Rodriguez sketches the arc of his life in broad strokes. “Once upon a time,” he writes, he was a socially disadvantaged child whose life was a balance of intense family closeness and extreme public alienation. Now, he is an assimilated middle-class American man. However he doesn’t quite blend into his surroundings: he is still “exotic in a tuxedo” at a Beverly Hills party, and wonders if he is more monster than man.
This introduction establishes one of the key tensions within the book: private versus public identity. As will become clear, Rodriguez endorses the latter more forcefully than the former. But his persistent feelings of “exoticness” hint at his continuous battle with feeling out of place in many settings throughout his adulthood.
Rodriguez also lays out the various ways in which he has been viewed by different groups. Some people on what he calls the Ethnic Left see him as a brown Uncle Tom—someone who has been duped by white, mainstream society. He imagines a “dainty white lady” approaching him at a luncheon and sighing piteously over the fact that Rodriguez wasn’t able to “use” his Spanish in school. Other people, members of White America, want him to perform “a drama of ancestral reconciliation,” in which he returns to his Mexican roots. Rodriguez rails against these people, claiming no interest in “buried lives.” His focus, he claims, lies in the immediate: that is, the separation he has endured from his family as a result of his education. This will be the focus of his book and it is, he asserts, an American story.
Rodriguez is positioning his ideas in context. Many advocates of minority and Chicano rights movements felt that Rodriguez had “sold out” by denouncing policies such as affirmative action and bilingual education.

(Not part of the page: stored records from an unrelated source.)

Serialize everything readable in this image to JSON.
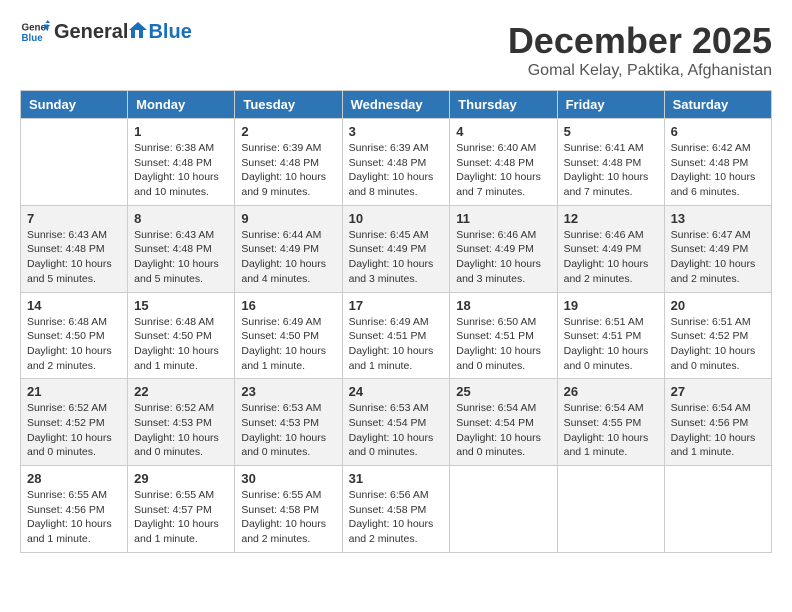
{
  "header": {
    "logo_general": "General",
    "logo_blue": "Blue",
    "month": "December 2025",
    "location": "Gomal Kelay, Paktika, Afghanistan"
  },
  "days_of_week": [
    "Sunday",
    "Monday",
    "Tuesday",
    "Wednesday",
    "Thursday",
    "Friday",
    "Saturday"
  ],
  "weeks": [
    [
      {
        "day": "",
        "text": ""
      },
      {
        "day": "1",
        "text": "Sunrise: 6:38 AM\nSunset: 4:48 PM\nDaylight: 10 hours\nand 10 minutes."
      },
      {
        "day": "2",
        "text": "Sunrise: 6:39 AM\nSunset: 4:48 PM\nDaylight: 10 hours\nand 9 minutes."
      },
      {
        "day": "3",
        "text": "Sunrise: 6:39 AM\nSunset: 4:48 PM\nDaylight: 10 hours\nand 8 minutes."
      },
      {
        "day": "4",
        "text": "Sunrise: 6:40 AM\nSunset: 4:48 PM\nDaylight: 10 hours\nand 7 minutes."
      },
      {
        "day": "5",
        "text": "Sunrise: 6:41 AM\nSunset: 4:48 PM\nDaylight: 10 hours\nand 7 minutes."
      },
      {
        "day": "6",
        "text": "Sunrise: 6:42 AM\nSunset: 4:48 PM\nDaylight: 10 hours\nand 6 minutes."
      }
    ],
    [
      {
        "day": "7",
        "text": "Sunrise: 6:43 AM\nSunset: 4:48 PM\nDaylight: 10 hours\nand 5 minutes."
      },
      {
        "day": "8",
        "text": "Sunrise: 6:43 AM\nSunset: 4:48 PM\nDaylight: 10 hours\nand 5 minutes."
      },
      {
        "day": "9",
        "text": "Sunrise: 6:44 AM\nSunset: 4:49 PM\nDaylight: 10 hours\nand 4 minutes."
      },
      {
        "day": "10",
        "text": "Sunrise: 6:45 AM\nSunset: 4:49 PM\nDaylight: 10 hours\nand 3 minutes."
      },
      {
        "day": "11",
        "text": "Sunrise: 6:46 AM\nSunset: 4:49 PM\nDaylight: 10 hours\nand 3 minutes."
      },
      {
        "day": "12",
        "text": "Sunrise: 6:46 AM\nSunset: 4:49 PM\nDaylight: 10 hours\nand 2 minutes."
      },
      {
        "day": "13",
        "text": "Sunrise: 6:47 AM\nSunset: 4:49 PM\nDaylight: 10 hours\nand 2 minutes."
      }
    ],
    [
      {
        "day": "14",
        "text": "Sunrise: 6:48 AM\nSunset: 4:50 PM\nDaylight: 10 hours\nand 2 minutes."
      },
      {
        "day": "15",
        "text": "Sunrise: 6:48 AM\nSunset: 4:50 PM\nDaylight: 10 hours\nand 1 minute."
      },
      {
        "day": "16",
        "text": "Sunrise: 6:49 AM\nSunset: 4:50 PM\nDaylight: 10 hours\nand 1 minute."
      },
      {
        "day": "17",
        "text": "Sunrise: 6:49 AM\nSunset: 4:51 PM\nDaylight: 10 hours\nand 1 minute."
      },
      {
        "day": "18",
        "text": "Sunrise: 6:50 AM\nSunset: 4:51 PM\nDaylight: 10 hours\nand 0 minutes."
      },
      {
        "day": "19",
        "text": "Sunrise: 6:51 AM\nSunset: 4:51 PM\nDaylight: 10 hours\nand 0 minutes."
      },
      {
        "day": "20",
        "text": "Sunrise: 6:51 AM\nSunset: 4:52 PM\nDaylight: 10 hours\nand 0 minutes."
      }
    ],
    [
      {
        "day": "21",
        "text": "Sunrise: 6:52 AM\nSunset: 4:52 PM\nDaylight: 10 hours\nand 0 minutes."
      },
      {
        "day": "22",
        "text": "Sunrise: 6:52 AM\nSunset: 4:53 PM\nDaylight: 10 hours\nand 0 minutes."
      },
      {
        "day": "23",
        "text": "Sunrise: 6:53 AM\nSunset: 4:53 PM\nDaylight: 10 hours\nand 0 minutes."
      },
      {
        "day": "24",
        "text": "Sunrise: 6:53 AM\nSunset: 4:54 PM\nDaylight: 10 hours\nand 0 minutes."
      },
      {
        "day": "25",
        "text": "Sunrise: 6:54 AM\nSunset: 4:54 PM\nDaylight: 10 hours\nand 0 minutes."
      },
      {
        "day": "26",
        "text": "Sunrise: 6:54 AM\nSunset: 4:55 PM\nDaylight: 10 hours\nand 1 minute."
      },
      {
        "day": "27",
        "text": "Sunrise: 6:54 AM\nSunset: 4:56 PM\nDaylight: 10 hours\nand 1 minute."
      }
    ],
    [
      {
        "day": "28",
        "text": "Sunrise: 6:55 AM\nSunset: 4:56 PM\nDaylight: 10 hours\nand 1 minute."
      },
      {
        "day": "29",
        "text": "Sunrise: 6:55 AM\nSunset: 4:57 PM\nDaylight: 10 hours\nand 1 minute."
      },
      {
        "day": "30",
        "text": "Sunrise: 6:55 AM\nSunset: 4:58 PM\nDaylight: 10 hours\nand 2 minutes."
      },
      {
        "day": "31",
        "text": "Sunrise: 6:56 AM\nSunset: 4:58 PM\nDaylight: 10 hours\nand 2 minutes."
      },
      {
        "day": "",
        "text": ""
      },
      {
        "day": "",
        "text": ""
      },
      {
        "day": "",
        "text": ""
      }
    ]
  ]
}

Here, Rodriguez makes it clear that these people themselves are the fools—the derision with which he speaks of the white woman commenting on his life experience indicates that he believes the people who pity him don’t fully understand the dangerous implications of the policies they advocate. Rodriguez also takes a political stance by refusing to speak on behalf of Mexican Americans as a whole. Rather, he defines his project in his own terms, focusing on the Americanness of his story.
Rodriguez elaborates by describing his memoir as a pastoral, a hymn to middle-class life. He claims that writing about his lower-class childhood reminds him of the separation he has achieved from that life, thereby helping him define the man he has become. While his New York editor, calling him on the phone, thinks his memoir needs “more Grandma”—that is, more personal anecdotes—Rodriguez is determined to focus on abstract concepts that he finds important. These concepts include the way in which gaining a public identity permanently changed his life. Rodriguez maintains that language is the main force that has allowed him to shape this identity, and he admits that he is obsessed with the power of language. He closes the prologue with the bold claim that his memoir will be a parable for the life of his middle-class reader.
Rodriguez is at work defining his own goals for this book: he is determined to write the book he wants to write, rather than the one people expect. The language he uses here is important in itself because he is deliberately using terms (such as “pastoral”) that mark him as an educated individual with middle-class sensibilities. Thus, even on a sentence level, Rodriguez is beginning to build evidence for his claim that this memoir will serve as an analogy for middle class life writ large. It’s also worth noting that Rodriguez assumes that his reader is middle-class. It’s unclear if he sees this as an inevitable result of writing a literary memoir, or if he is actively defining the audience he wants.